If you're interested in reading more of Chase's work, I suggest...rather demand you go visit his blog Feather & Scale.  I'm sure there will be more posts to come regarding the brands he met with at the show as well as his own exploits with rod & reel.  And while you're at it, check him out on Facebook & Twitter too.

August 8, 2012

Troutrageous! Storms 2012 Outdoor Retailer Summer Market (Part 1)

This post is an example of how much power us blog-wielding characters have in the eyes of "The Industry."

Actually, I really don't have much power at all, but it's good to know I can use my URL to score a friend a "press pass" to a trade show so he doesn't have to pay top dollar for a credential.  With that...Troutrageous! sent Chase Hundley on assignment (you may know him as @thechundley on Twitter or from the blog Feather & Scale) to the Outdoor Retailer Summer Market Show in Salt Lake City, Utah...ironically the week after I left.

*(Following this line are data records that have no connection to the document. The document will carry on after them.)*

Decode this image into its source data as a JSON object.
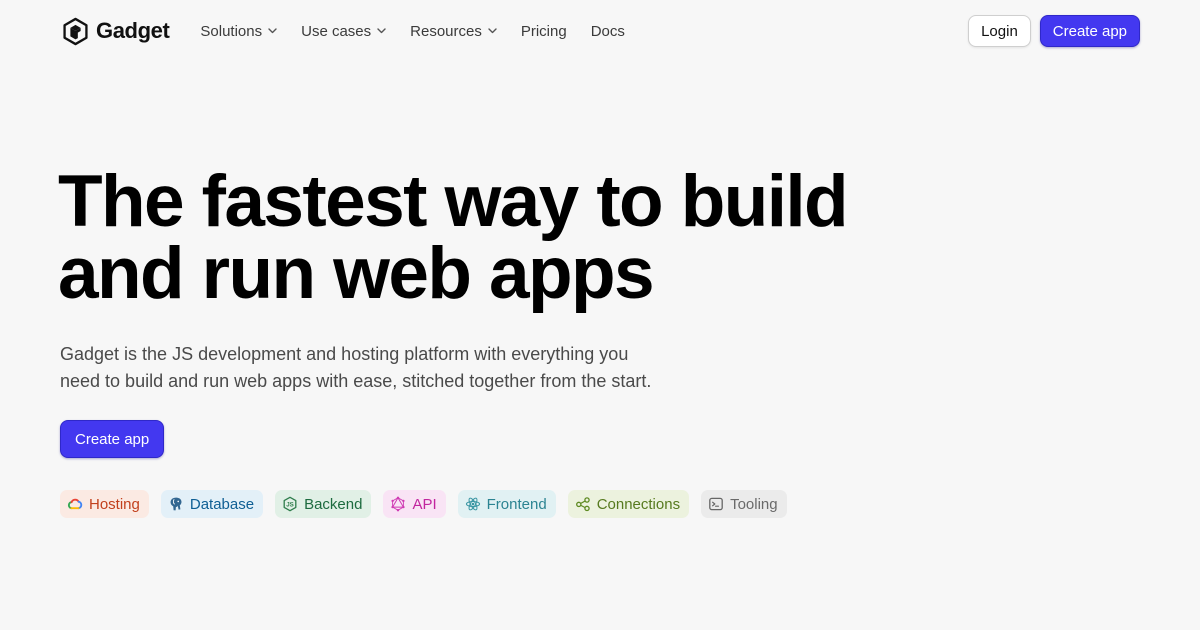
{
  "brand": {
    "name": "Gadget",
    "logo_icon": "gadget-cube-logo"
  },
  "nav": {
    "items": [
      {
        "label": "Solutions",
        "has_dropdown": true
      },
      {
        "label": "Use cases",
        "has_dropdown": true
      },
      {
        "label": "Resources",
        "has_dropdown": true
      },
      {
        "label": "Pricing",
        "has_dropdown": false
      },
      {
        "label": "Docs",
        "has_dropdown": false
      }
    ]
  },
  "header": {
    "login_label": "Login",
    "create_app_label": "Create app"
  },
  "hero": {
    "title_line1": "The fastest way to build",
    "title_line2": "and run web apps",
    "subtitle_line1": "Gadget is the JS development and hosting platform with everything you",
    "subtitle_line2": "need to build and run web apps with ease, stitched together from the start.",
    "cta_label": "Create app"
  },
  "features": [
    {
      "label": "Hosting",
      "icon": "google-cloud-icon",
      "color": "#c2401d",
      "background": "#fbeae3"
    },
    {
      "label": "Database",
      "icon": "postgres-elephant-icon",
      "color": "#0f5f94",
      "background": "#e3f0f8"
    },
    {
      "label": "Backend",
      "icon": "nodejs-icon",
      "color": "#1d6b3f",
      "background": "#e1f0e6"
    },
    {
      "label": "API",
      "icon": "graphql-icon",
      "color": "#c2259f",
      "background": "#f9e4f5"
    },
    {
      "label": "Frontend",
      "icon": "react-icon",
      "color": "#2c8492",
      "background": "#e1f1f3"
    },
    {
      "label": "Connections",
      "icon": "connections-nodes-icon",
      "color": "#577a1f",
      "background": "#ecf2de"
    },
    {
      "label": "Tooling",
      "icon": "terminal-icon",
      "color": "#6a6a6a",
      "background": "#ebebeb"
    }
  ],
  "colors": {
    "accent": "#4338f0",
    "background": "#f7f7f7",
    "title": "#000000",
    "body_text": "#4a4a4a"
  }
}
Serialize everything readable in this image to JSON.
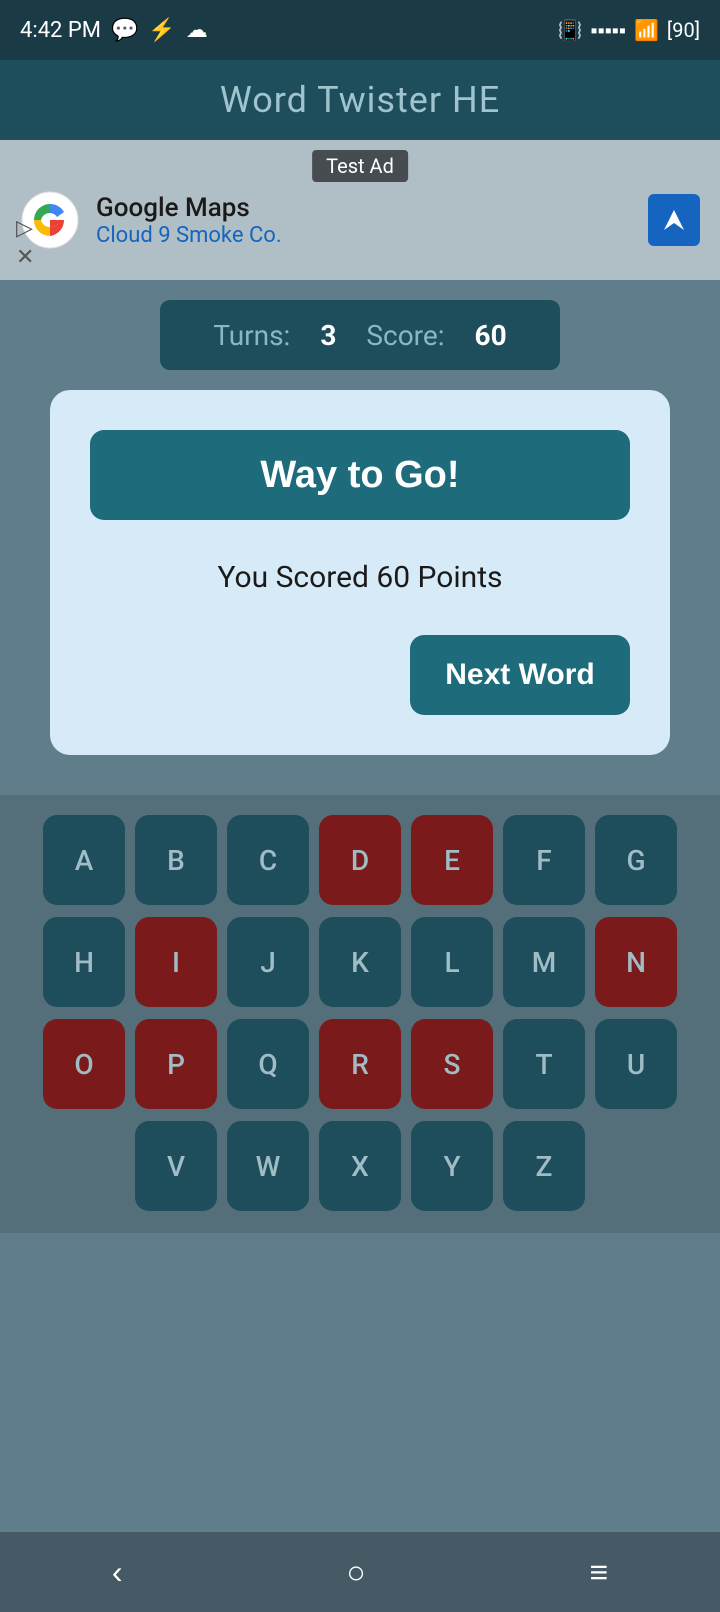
{
  "statusBar": {
    "time": "4:42 PM",
    "battery": "90"
  },
  "titleBar": {
    "title": "Word Twister HE"
  },
  "ad": {
    "label": "Test Ad",
    "advertiser": "Google Maps",
    "location": "Cloud 9 Smoke Co."
  },
  "scoreBar": {
    "turnsLabel": "Turns:",
    "turnsValue": "3",
    "scoreLabel": "Score:",
    "scoreValue": "60"
  },
  "popup": {
    "titleBtn": "Way to Go!",
    "scoreText": "You Scored 60 Points",
    "nextWordBtn": "Next Word"
  },
  "keyboard": {
    "rows": [
      [
        {
          "letter": "A",
          "used": false
        },
        {
          "letter": "B",
          "used": false
        },
        {
          "letter": "C",
          "used": false
        },
        {
          "letter": "D",
          "used": true
        },
        {
          "letter": "E",
          "used": true
        },
        {
          "letter": "F",
          "used": false
        },
        {
          "letter": "G",
          "used": false
        }
      ],
      [
        {
          "letter": "H",
          "used": false
        },
        {
          "letter": "I",
          "used": true
        },
        {
          "letter": "J",
          "used": false
        },
        {
          "letter": "K",
          "used": false
        },
        {
          "letter": "L",
          "used": false
        },
        {
          "letter": "M",
          "used": false
        },
        {
          "letter": "N",
          "used": true
        }
      ],
      [
        {
          "letter": "O",
          "used": true
        },
        {
          "letter": "P",
          "used": true
        },
        {
          "letter": "Q",
          "used": false
        },
        {
          "letter": "R",
          "used": true
        },
        {
          "letter": "S",
          "used": true
        },
        {
          "letter": "T",
          "used": false
        },
        {
          "letter": "U",
          "used": false
        }
      ],
      [
        {
          "letter": "V",
          "used": false
        },
        {
          "letter": "W",
          "used": false
        },
        {
          "letter": "X",
          "used": false
        },
        {
          "letter": "Y",
          "used": false
        },
        {
          "letter": "Z",
          "used": false
        }
      ]
    ]
  },
  "navBar": {
    "back": "‹",
    "home": "○",
    "menu": "≡"
  }
}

Chase's assignment - check out all the new outdoor stuff, especially anything fly fishing, and do whatever he could to further besmirch this blog's name.  Enjoy...


Thanks to namedropping Troutrageous!, I (Feather & Scale) had the opportunity to attend the 2012 Outdoor Retailer Summer Market this past week.

The week started with an open-air demo day on Lake Jordanelle Reservoir, just outside of SLC. The open-air demo was basically a chance for brands to showcase their stuff in a more natural environment and allow people to test their products.

The demo was full of watercraft to test out, shoes to try and Redington even set up a casting competition. If you’ve ever wanted to be completely overwhelmed with Stand Up Paddleboards (SUP), this was the place to be. There was even a giant SUP.

Stand-up paddleboards were definitely the most heavily populated item at the show. There were also plenty of Yeti Cooler knock-offs, including one from Igloo. There were plenty of kayak companies, as well, with quite a few fishing kayaks.

My personal goal, in true Troutrageous! fashion, was to find Sasquatch at the show. I was successful in my Sasquatch hunt by complete accident and found him chilling by a car in the middle of the show (I guess being Sasquatch means you get to drive inside buildings).

I was honestly disappointed by the lack of fly rod companies at the show; I’m blaming it on IFTD being next week. There were quite a few brands that make fly fishing products, but there definitely could have been more. Packs seemed to be the common new product for the fly fishing brands.

Best Booth Swag
Montana Fly Company ended up winning the “best booth swag” award with a flask full of whiskey (decorated with a painting from Mike’s favorite fly fishing artist). They obviously knew how to win a fly fishing obsessed Arkansan’s heart.

Easiest booth to get a free beer without waiting in line for an hour
Free beer was pretty common once 4pm hit. You almost had to camp out if you wanted to get one very quickly. The “easiest booth to get a free beer without waiting in line for an hour” award was easily won by Redington. This was mostly due to the fly fishing brands being squeezed in the very back of the convention center, but turned out to be beneficial during happy hour.

Best free food
Keen did it real big at the show. Their indoor booth was huge and across the street from the show; they had a constant outdoor party (Keenfest) going with free food, shirts, live music and water misting from the corner of everything. They receive the “best free food” award for having a food truck with WHOLE FREAKING PIGS ROASTING one day being extremely generous with their portions.

Stay tuned for a breakdown of the best gear I encountered in Part 2.